_SUPPLIED ENTRIES:_
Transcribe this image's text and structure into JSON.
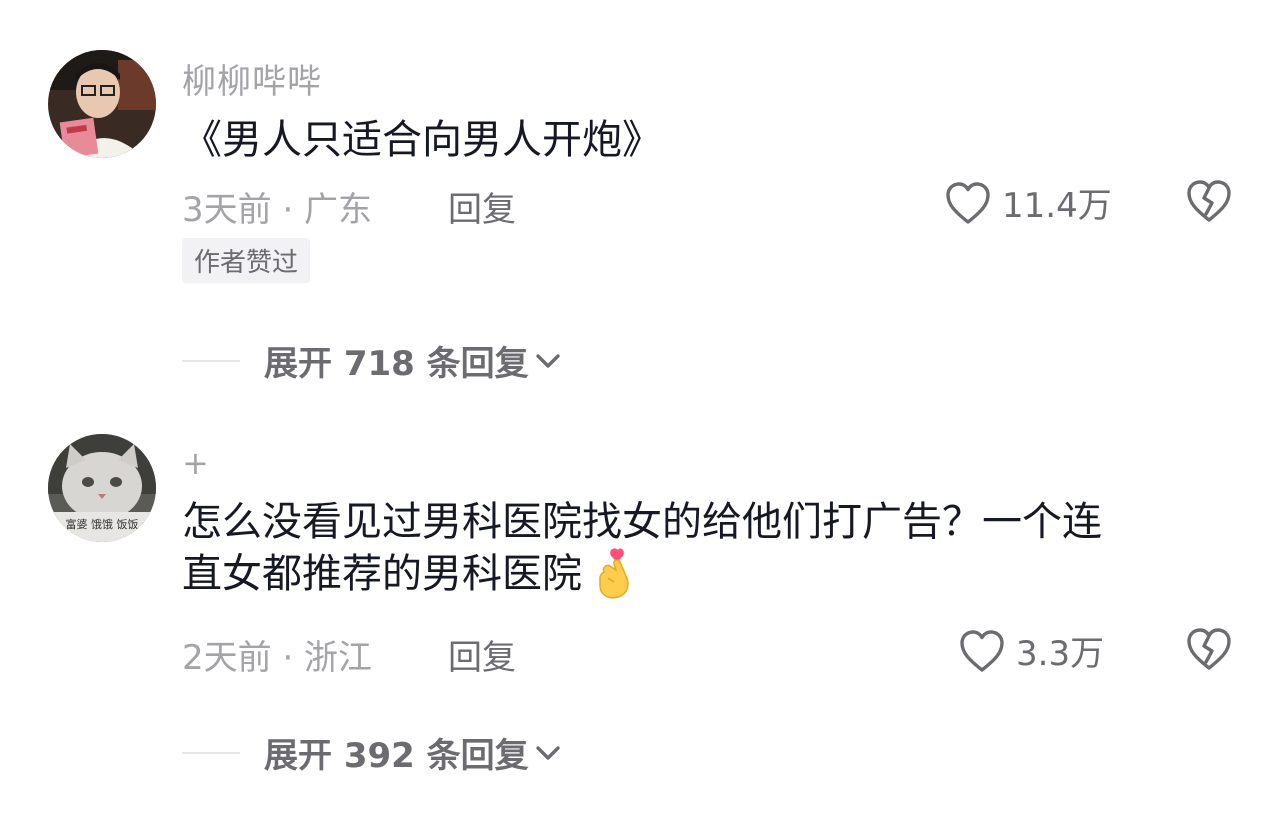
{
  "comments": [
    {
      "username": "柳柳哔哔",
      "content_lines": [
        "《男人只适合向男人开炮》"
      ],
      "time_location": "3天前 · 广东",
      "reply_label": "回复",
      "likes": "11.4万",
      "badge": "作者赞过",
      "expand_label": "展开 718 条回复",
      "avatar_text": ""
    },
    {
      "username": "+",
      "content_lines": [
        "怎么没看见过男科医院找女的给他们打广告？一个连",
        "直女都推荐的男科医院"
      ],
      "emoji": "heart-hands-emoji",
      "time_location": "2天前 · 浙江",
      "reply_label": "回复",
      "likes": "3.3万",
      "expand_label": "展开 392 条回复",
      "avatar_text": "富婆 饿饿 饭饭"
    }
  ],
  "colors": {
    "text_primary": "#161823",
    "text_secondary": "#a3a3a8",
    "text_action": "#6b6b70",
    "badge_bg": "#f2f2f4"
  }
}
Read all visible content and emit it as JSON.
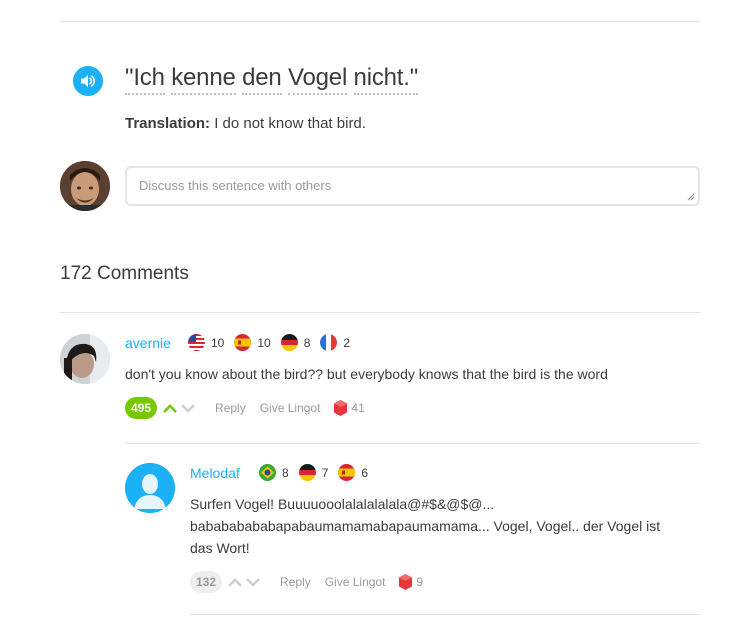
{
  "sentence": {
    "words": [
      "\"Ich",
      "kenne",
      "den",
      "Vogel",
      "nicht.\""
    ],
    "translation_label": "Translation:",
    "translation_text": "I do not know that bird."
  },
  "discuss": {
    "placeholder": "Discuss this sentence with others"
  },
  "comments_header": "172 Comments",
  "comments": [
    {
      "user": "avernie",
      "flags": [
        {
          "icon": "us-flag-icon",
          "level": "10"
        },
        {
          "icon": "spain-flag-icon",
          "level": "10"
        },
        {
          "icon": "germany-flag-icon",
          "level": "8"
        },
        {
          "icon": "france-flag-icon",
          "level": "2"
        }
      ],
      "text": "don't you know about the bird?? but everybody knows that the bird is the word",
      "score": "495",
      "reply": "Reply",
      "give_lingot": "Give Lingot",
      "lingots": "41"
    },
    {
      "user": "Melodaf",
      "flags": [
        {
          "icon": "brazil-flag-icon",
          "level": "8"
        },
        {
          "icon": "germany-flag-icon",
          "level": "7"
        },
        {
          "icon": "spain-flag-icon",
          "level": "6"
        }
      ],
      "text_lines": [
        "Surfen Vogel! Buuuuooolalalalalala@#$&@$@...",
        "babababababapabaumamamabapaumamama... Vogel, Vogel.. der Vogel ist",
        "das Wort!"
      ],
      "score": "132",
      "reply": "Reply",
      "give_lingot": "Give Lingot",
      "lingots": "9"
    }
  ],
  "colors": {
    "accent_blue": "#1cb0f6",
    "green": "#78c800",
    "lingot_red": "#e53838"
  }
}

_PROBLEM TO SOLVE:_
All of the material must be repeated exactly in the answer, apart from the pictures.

_OUTPUT FOR THIS TASK:_
Transcribe this image's text and structure into JSON.
{
  "comments": [
    {
      "username": "柳柳哔哔",
      "content_lines": [
        "《男人只适合向男人开炮》"
      ],
      "time_location": "3天前 · 广东",
      "reply_label": "回复",
      "likes": "11.4万",
      "badge": "作者赞过",
      "expand_label": "展开 718 条回复",
      "avatar_text": ""
    },
    {
      "username": "+",
      "content_lines": [
        "怎么没看见过男科医院找女的给他们打广告？一个连",
        "直女都推荐的男科医院"
      ],
      "emoji": "heart-hands-emoji",
      "time_location": "2天前 · 浙江",
      "reply_label": "回复",
      "likes": "3.3万",
      "expand_label": "展开 392 条回复",
      "avatar_text": "富婆 饿饿 饭饭"
    }
  ],
  "colors": {
    "text_primary": "#161823",
    "text_secondary": "#a3a3a8",
    "text_action": "#6b6b70",
    "badge_bg": "#f2f2f4"
  }
}
Read all visible content and emit it as JSON.
{
  "sentence": {
    "words": [
      "\"Ich",
      "kenne",
      "den",
      "Vogel",
      "nicht.\""
    ],
    "translation_label": "Translation:",
    "translation_text": "I do not know that bird."
  },
  "discuss": {
    "placeholder": "Discuss this sentence with others"
  },
  "comments_header": "172 Comments",
  "comments": [
    {
      "user": "avernie",
      "flags": [
        {
          "icon": "us-flag-icon",
          "level": "10"
        },
        {
          "icon": "spain-flag-icon",
          "level": "10"
        },
        {
          "icon": "germany-flag-icon",
          "level": "8"
        },
        {
          "icon": "france-flag-icon",
          "level": "2"
        }
      ],
      "text": "don't you know about the bird?? but everybody knows that the bird is the word",
      "score": "495",
      "reply": "Reply",
      "give_lingot": "Give Lingot",
      "lingots": "41"
    },
    {
      "user": "Melodaf",
      "flags": [
        {
          "icon": "brazil-flag-icon",
          "level": "8"
        },
        {
          "icon": "germany-flag-icon",
          "level": "7"
        },
        {
          "icon": "spain-flag-icon",
          "level": "6"
        }
      ],
      "text_lines": [
        "Surfen Vogel! Buuuuooolalalalalala@#$&@$@...",
        "babababababapabaumamamabapaumamama... Vogel, Vogel.. der Vogel ist",
        "das Wort!"
      ],
      "score": "132",
      "reply": "Reply",
      "give_lingot": "Give Lingot",
      "lingots": "9"
    }
  ],
  "colors": {
    "accent_blue": "#1cb0f6",
    "green": "#78c800",
    "lingot_red": "#e53838"
  }
}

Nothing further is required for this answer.